J.M. DiTomaso, The Regents of the University of California

J.M. DiTomaso, The Regents of the University of California

Rush Skeletonweed


Bradyrrhoa gilveolella

Bradyrrhoa gilveolella, or the skeletonweed root moth, was recently approved for release. Adults emerge from exit tubes extending from the plant’s root in May and June. Females are capable of producing up to 300 eggs, laying them in the rosette crown or in the soil.

The eggs hatch in six to 10 days and the caterpillars penetrate the soil and begin to feed externally on the roots. The larvae feed both internally and externally on the root tissue, producing elongated tubes attached to the roots. These tubes are composed of frass, root fragments, sand grains, and latex from the plant. Larvae complete their development in 45 to 60 days in the tubes. Final instar larvae extend the exit tubes to the surface and pupate inside. Following their pupal stage, which lasts from seven to 10 days, adult moths force their way out of the capped exit tubes.

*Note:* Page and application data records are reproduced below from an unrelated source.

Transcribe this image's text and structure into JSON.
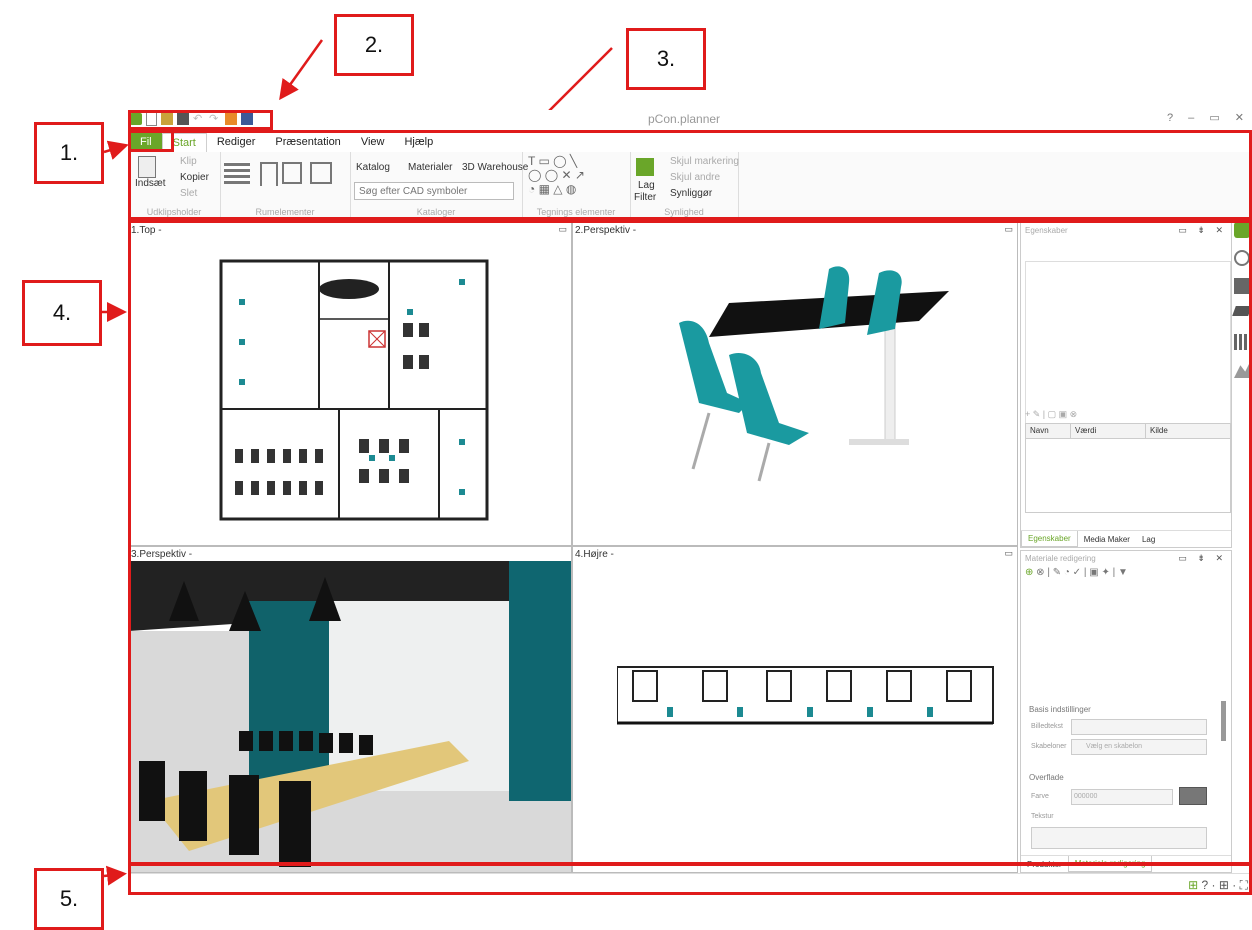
{
  "callouts": {
    "c1": "1.",
    "c2": "2.",
    "c3": "3.",
    "c4": "4.",
    "c5": "5."
  },
  "app": {
    "title": "pCon.planner",
    "window_controls": "? – ▭ ✕"
  },
  "tabs": [
    "Fil",
    "Start",
    "Rediger",
    "Præsentation",
    "View",
    "Hjælp"
  ],
  "ribbon": {
    "clipboard": {
      "paste": "Indsæt",
      "cut": "Klip",
      "copy": "Kopier",
      "delete": "Slet",
      "group": "Udklipsholder"
    },
    "room": {
      "group": "Rumelementer"
    },
    "catalogs": {
      "catalog": "Katalog",
      "materials": "Materialer",
      "warehouse": "3D Warehouse",
      "search_placeholder": "Søg efter CAD symboler",
      "group": "Kataloger"
    },
    "drawing": {
      "group": "Tegnings elementer"
    },
    "visibility": {
      "layer": "Lag",
      "filter": "Filter",
      "hide_selection": "Skjul markering",
      "hide_others": "Skjul andre",
      "visibility": "Synliggør",
      "group": "Synlighed"
    }
  },
  "viewports": [
    {
      "label": "1.Top -"
    },
    {
      "label": "2.Perspektiv -"
    },
    {
      "label": "3.Perspektiv -"
    },
    {
      "label": "4.Højre -"
    }
  ],
  "properties_panel": {
    "title": "Egenskaber",
    "columns": [
      "Navn",
      "Værdi",
      "Kilde"
    ],
    "tabs": [
      "Egenskaber",
      "Media Maker",
      "Lag"
    ]
  },
  "material_panel": {
    "title": "Materiale redigering",
    "basis": "Basis indstillinger",
    "image_text": "Billedtekst",
    "templates": "Skabeloner",
    "template_placeholder": "Vælg en skabelon",
    "surface": "Overflade",
    "color": "Farve",
    "color_value": "000000",
    "texture": "Tekstur",
    "tabs": [
      "Produkter",
      "Materiale redigering"
    ]
  },
  "colors": {
    "accent": "#6aa629",
    "callout": "#e01b1b",
    "teal": "#1c8a92"
  }
}
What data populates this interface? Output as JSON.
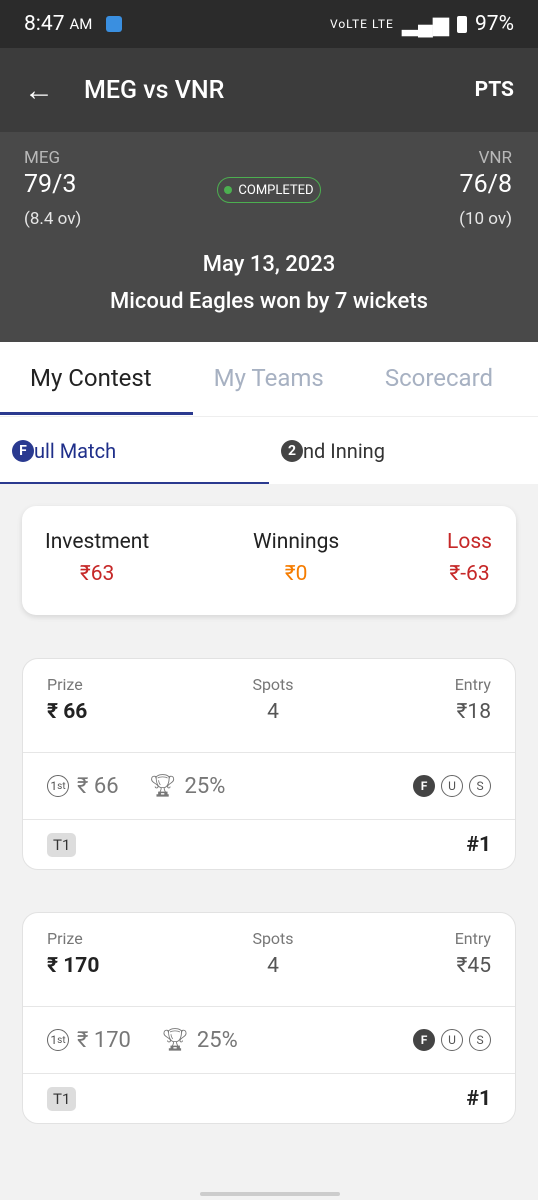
{
  "status": {
    "time": "8:47",
    "ampm": "AM",
    "network": "VoLTE LTE",
    "battery": "97%"
  },
  "header": {
    "title": "MEG vs VNR",
    "pts": "PTS"
  },
  "match": {
    "team1": {
      "name": "MEG",
      "score": "79/3",
      "overs": "(8.4 ov)"
    },
    "team2": {
      "name": "VNR",
      "score": "76/8",
      "overs": "(10 ov)"
    },
    "status": "COMPLETED",
    "date": "May 13, 2023",
    "result": "Micoud Eagles won by 7 wickets"
  },
  "tabs": [
    "My Contest",
    "My Teams",
    "Scorecard"
  ],
  "subtabs": [
    {
      "icon": "F",
      "label": "ull Match"
    },
    {
      "icon": "2",
      "label": "nd Inning"
    }
  ],
  "summary": {
    "investment_label": "Investment",
    "investment": "₹63",
    "winnings_label": "Winnings",
    "winnings": "₹0",
    "loss_label": "Loss",
    "loss": "₹-63",
    "colors": {
      "investment": "#c62828",
      "winnings": "#f57c00",
      "loss": "#c62828"
    }
  },
  "contests": [
    {
      "prize_label": "Prize",
      "prize": "₹ 66",
      "spots_label": "Spots",
      "spots": "4",
      "entry_label": "Entry",
      "entry": "₹18",
      "first_prize": "₹ 66",
      "winners_pct": "25%",
      "badges": [
        "F",
        "U",
        "S"
      ],
      "team": "T1",
      "rank": "#1"
    },
    {
      "prize_label": "Prize",
      "prize": "₹ 170",
      "spots_label": "Spots",
      "spots": "4",
      "entry_label": "Entry",
      "entry": "₹45",
      "first_prize": "₹ 170",
      "winners_pct": "25%",
      "badges": [
        "F",
        "U",
        "S"
      ],
      "team": "T1",
      "rank": "#1"
    }
  ]
}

This insect is destructive in only the larval stage, when it destroys the cortical and vascular tissues of rush skeletonweed roots. The root feeding also exposes the plants to soilborne plant pathogens. Although establishment of this agent has not yet been confirmed, its preferred habitat (foreign collections) is sandy, granitic, or loose-textured soil.